Emilio Galvan, a local surfer and employee at the Santa Cruz Surf Museum, said this idea of integration and mutual enjoyment was the ethic on which American Surfing was originally founded. Surfing was first introduced to Santa Cruz, and to America, by three teenage Hawaiian princes, David Kawananakoa, Edward Keli‘iahonui and Jonah Kuhio Kalanianaʻ‘ole.

“When the Hawaiians introduced surfing to the U.S., they were trying to share a culture of mutual respect,” Galvan said. “They were trying to teach everyone how to surf, regardless of skill level. I think the idea of a surf club is great, if it can perpetuate those values and help to spread that feeling of community.”

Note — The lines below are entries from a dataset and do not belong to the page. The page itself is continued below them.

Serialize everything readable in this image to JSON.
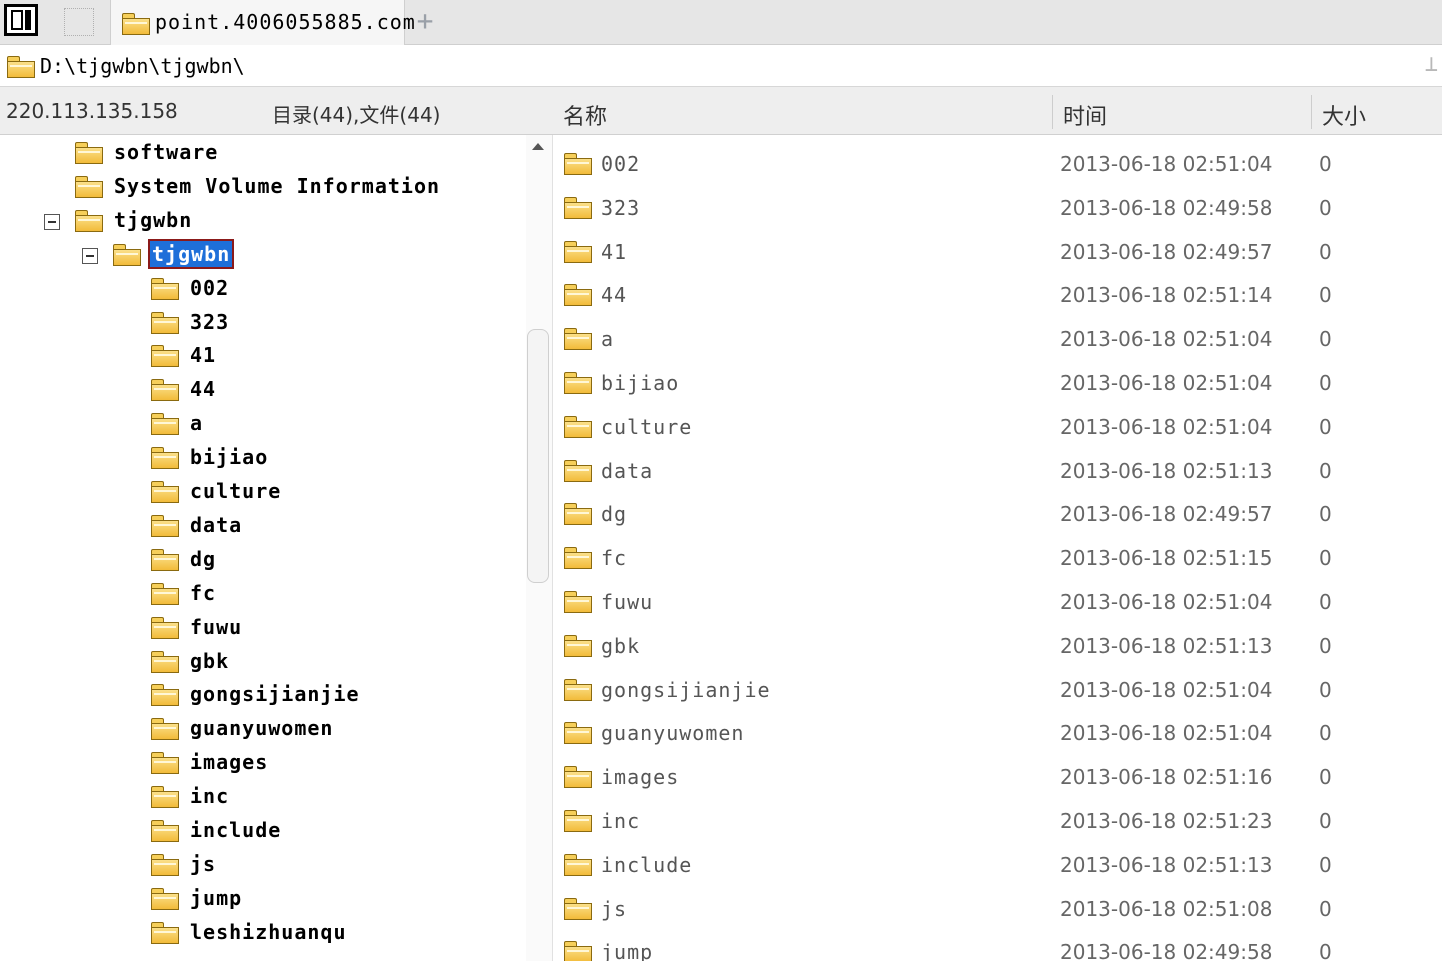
{
  "tabbar": {
    "active_tab_label": "point.4006055885.com",
    "add_tab_symbol": "+"
  },
  "pathbar": {
    "path": "D:\\tjgwbn\\tjgwbn\\",
    "pin_symbol": "⊥"
  },
  "left_header": {
    "server_ip": "220.113.135.158",
    "summary": "目录(44),文件(44)"
  },
  "tree": {
    "items": [
      {
        "label": "software",
        "level": 0,
        "expander": false,
        "selected": false
      },
      {
        "label": "System Volume Information",
        "level": 0,
        "expander": false,
        "selected": false
      },
      {
        "label": "tjgwbn",
        "level": 0,
        "expander": true,
        "selected": false
      },
      {
        "label": "tjgwbn",
        "level": 1,
        "expander": true,
        "selected": true
      },
      {
        "label": "002",
        "level": 2,
        "expander": false,
        "selected": false
      },
      {
        "label": "323",
        "level": 2,
        "expander": false,
        "selected": false
      },
      {
        "label": "41",
        "level": 2,
        "expander": false,
        "selected": false
      },
      {
        "label": "44",
        "level": 2,
        "expander": false,
        "selected": false
      },
      {
        "label": "a",
        "level": 2,
        "expander": false,
        "selected": false
      },
      {
        "label": "bijiao",
        "level": 2,
        "expander": false,
        "selected": false
      },
      {
        "label": "culture",
        "level": 2,
        "expander": false,
        "selected": false
      },
      {
        "label": "data",
        "level": 2,
        "expander": false,
        "selected": false
      },
      {
        "label": "dg",
        "level": 2,
        "expander": false,
        "selected": false
      },
      {
        "label": "fc",
        "level": 2,
        "expander": false,
        "selected": false
      },
      {
        "label": "fuwu",
        "level": 2,
        "expander": false,
        "selected": false
      },
      {
        "label": "gbk",
        "level": 2,
        "expander": false,
        "selected": false
      },
      {
        "label": "gongsijianjie",
        "level": 2,
        "expander": false,
        "selected": false
      },
      {
        "label": "guanyuwomen",
        "level": 2,
        "expander": false,
        "selected": false
      },
      {
        "label": "images",
        "level": 2,
        "expander": false,
        "selected": false
      },
      {
        "label": "inc",
        "level": 2,
        "expander": false,
        "selected": false
      },
      {
        "label": "include",
        "level": 2,
        "expander": false,
        "selected": false
      },
      {
        "label": "js",
        "level": 2,
        "expander": false,
        "selected": false
      },
      {
        "label": "jump",
        "level": 2,
        "expander": false,
        "selected": false
      },
      {
        "label": "leshizhuanqu",
        "level": 2,
        "expander": false,
        "selected": false
      }
    ]
  },
  "list": {
    "columns": {
      "name": "名称",
      "time": "时间",
      "size": "大小"
    },
    "rows": [
      {
        "name": "002",
        "time": "2013-06-18 02:51:04",
        "size": "0"
      },
      {
        "name": "323",
        "time": "2013-06-18 02:49:58",
        "size": "0"
      },
      {
        "name": "41",
        "time": "2013-06-18 02:49:57",
        "size": "0"
      },
      {
        "name": "44",
        "time": "2013-06-18 02:51:14",
        "size": "0"
      },
      {
        "name": "a",
        "time": "2013-06-18 02:51:04",
        "size": "0"
      },
      {
        "name": "bijiao",
        "time": "2013-06-18 02:51:04",
        "size": "0"
      },
      {
        "name": "culture",
        "time": "2013-06-18 02:51:04",
        "size": "0"
      },
      {
        "name": "data",
        "time": "2013-06-18 02:51:13",
        "size": "0"
      },
      {
        "name": "dg",
        "time": "2013-06-18 02:49:57",
        "size": "0"
      },
      {
        "name": "fc",
        "time": "2013-06-18 02:51:15",
        "size": "0"
      },
      {
        "name": "fuwu",
        "time": "2013-06-18 02:51:04",
        "size": "0"
      },
      {
        "name": "gbk",
        "time": "2013-06-18 02:51:13",
        "size": "0"
      },
      {
        "name": "gongsijianjie",
        "time": "2013-06-18 02:51:04",
        "size": "0"
      },
      {
        "name": "guanyuwomen",
        "time": "2013-06-18 02:51:04",
        "size": "0"
      },
      {
        "name": "images",
        "time": "2013-06-18 02:51:16",
        "size": "0"
      },
      {
        "name": "inc",
        "time": "2013-06-18 02:51:23",
        "size": "0"
      },
      {
        "name": "include",
        "time": "2013-06-18 02:51:13",
        "size": "0"
      },
      {
        "name": "js",
        "time": "2013-06-18 02:51:08",
        "size": "0"
      },
      {
        "name": "jump",
        "time": "2013-06-18 02:49:58",
        "size": "0"
      }
    ]
  },
  "icons": {
    "folder": "folder-icon",
    "panel_toggle": "panel-toggle-icon",
    "collapse": "collapse-icon"
  },
  "colors": {
    "selection": "#1e6fd9",
    "folder_fill": "#f2bb3a"
  }
}
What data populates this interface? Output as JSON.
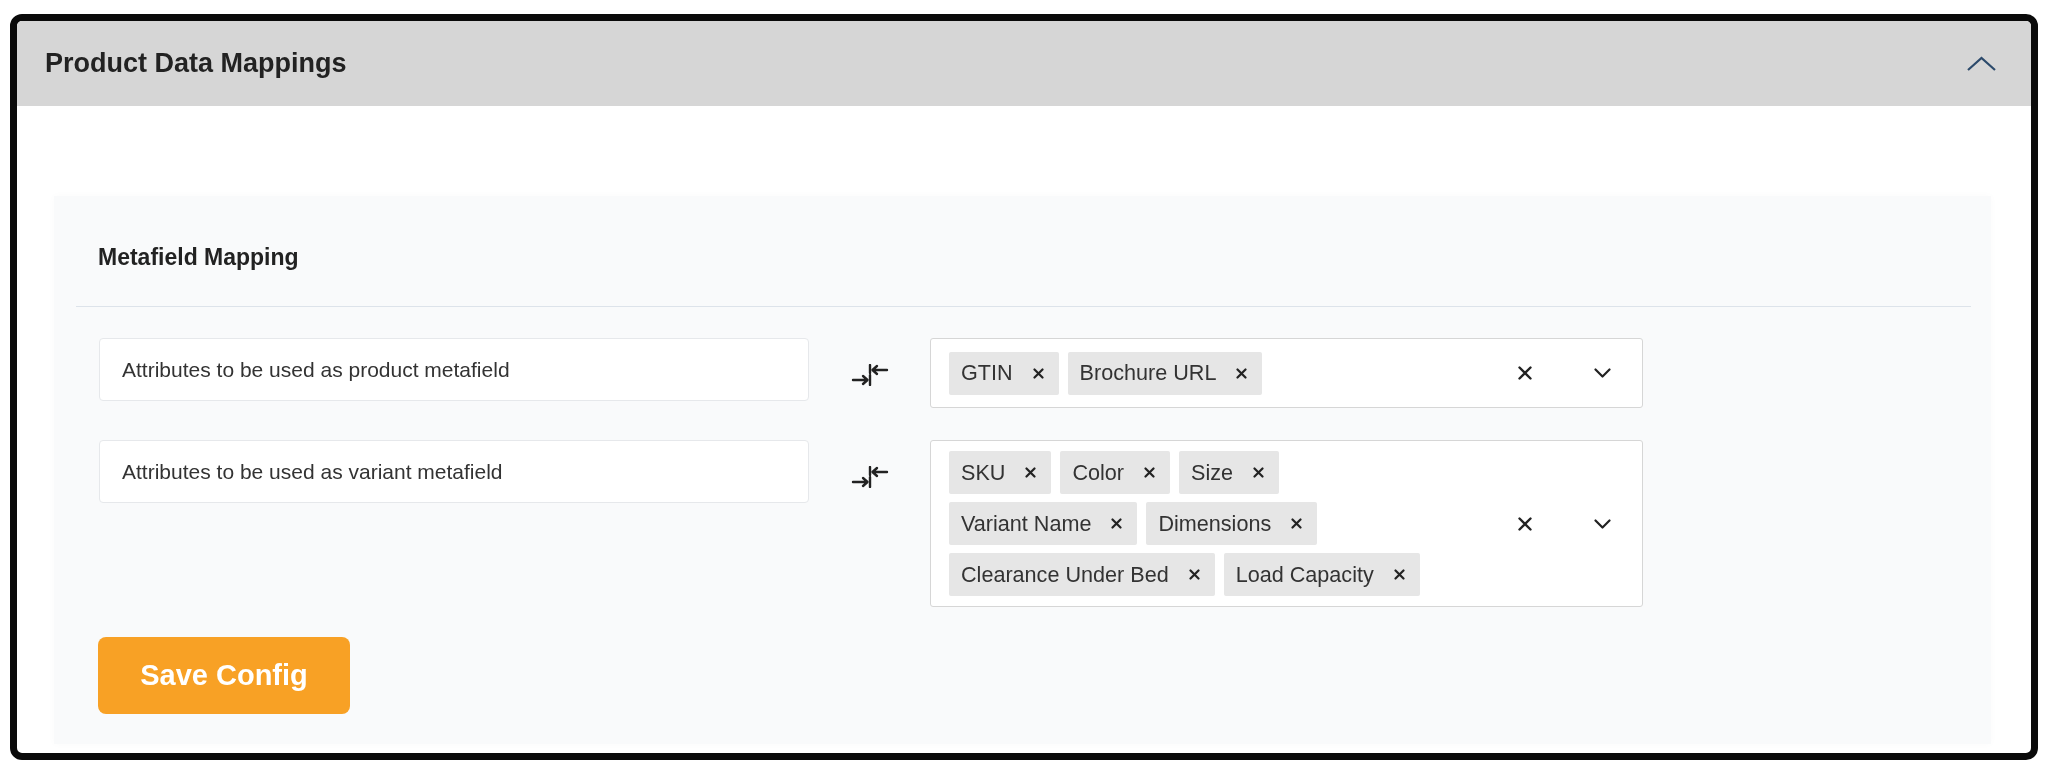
{
  "panel": {
    "title": "Product Data Mappings",
    "expanded": true
  },
  "section": {
    "title": "Metafield Mapping"
  },
  "mappings": [
    {
      "label": "Attributes to be used as product metafield",
      "tags": [
        "GTIN",
        "Brochure URL"
      ]
    },
    {
      "label": "Attributes to be used as variant metafield",
      "tags": [
        "SKU",
        "Color",
        "Size",
        "Variant Name",
        "Dimensions",
        "Clearance Under Bed",
        "Load Capacity"
      ]
    }
  ],
  "save_button": {
    "label": "Save Config"
  }
}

Sampiere said the central goal of the club is to encourage more students to surf, to integrate them into the surfing community and to help teach them how to master the art. The club keeps surfing accessible to students by providing rides to those who live further away from beaches and lending their experience to more novice surfers.

The competitive club does not ask any dues from its members aside from the $100 registration fee for joining the National Scholastic Surfing Association. The club operates on a yearly $900 budget provided by the school, with the national tournament costing anywhere from $500 to $700.

In order to pay for competitions, equipment and gas, they sell T-shirts and do restaurant fundraising. Sampiere said they are also planning to host a “learn to surf” day, and much of their budget comes from generous donations from the members’ families.

With the club, students now have a reliable way to get out to the water, as well as a community to help support them as they progress in their skill level.

“It’s a beautiful sport and a great way to meet new friends,” Sampiere said. “I’m just happy to be able to share it with others.”